When I first started tweeting, I was overwhelmed as many new to twitter are that I had to something in less than a sentence or two. How was that even possible (especially from overly verbose me)? But the more I wrote and edited tweets I found myself going through a daily editorial exercise without even thinking about it. There were words in a given sentence I didn't need. There were abbreviations that I could use instead of other words. And I saw that it didn't take a long paragraph to convey emotion, passion or even conviction. 140 characters was enough indeed.
2. Clever humor is so attractive.
When is the last time you read someone's post on Facebook or someone's tag line on Instagram and laughed out loud? Maybe I just have found some really witty accounts to be associated with, but reading other people's funny posts pushes me. It pushes me not only to laugh more (it is good not to take life so seriously), but also to think of ways to craft more appealing sentences myself.
Sure, I could just say, "I'm watching the Miss America pageant tonight on tv. Trying not to be snarky." But it is way more inviting to conversation with others if I say something like, "Irish dancing is always cooler than a tutu. She's looking at all the other contestants and saying top this #missamerica" Simply put, participating in social media stretches my creative muscles and I believe my longer prose thanks me later.

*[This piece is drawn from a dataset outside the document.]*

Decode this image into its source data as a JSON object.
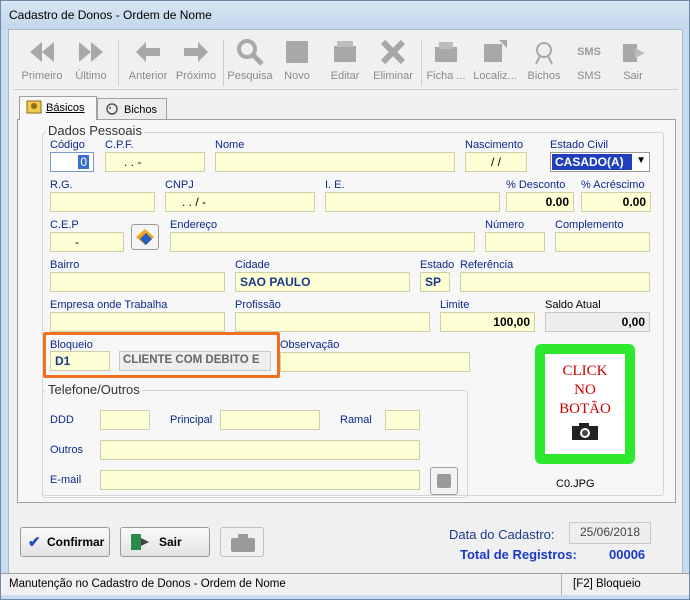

3. Practice, practice, practice.
In the weekly discipline of keeping up a blog, perfectionism goes away. A blog is never meant to be perfect. It just is. So the best thing a writer can do happens: there are words on a page.
When I have conversations with writers who wrote prior to the "post your every thought online" times such as these, one of the most positive reflections I hear from such writers is this: you don't know how lucky you are as blogger to have so much practice! And it is true a blog is great for trying out any new ideas. It's great to see what ideas stick and which ones don't.
And, while the act of blogging and sharing your writing on other social media channels can easily lead to narcissism or not taking the necessary time to churn out rich thoughts that more established publications can provide-- a blog is good because it keeps you writing and conversing with your community of readers. Practice does not make any writer perfect, but it does keep us moving in the right direction.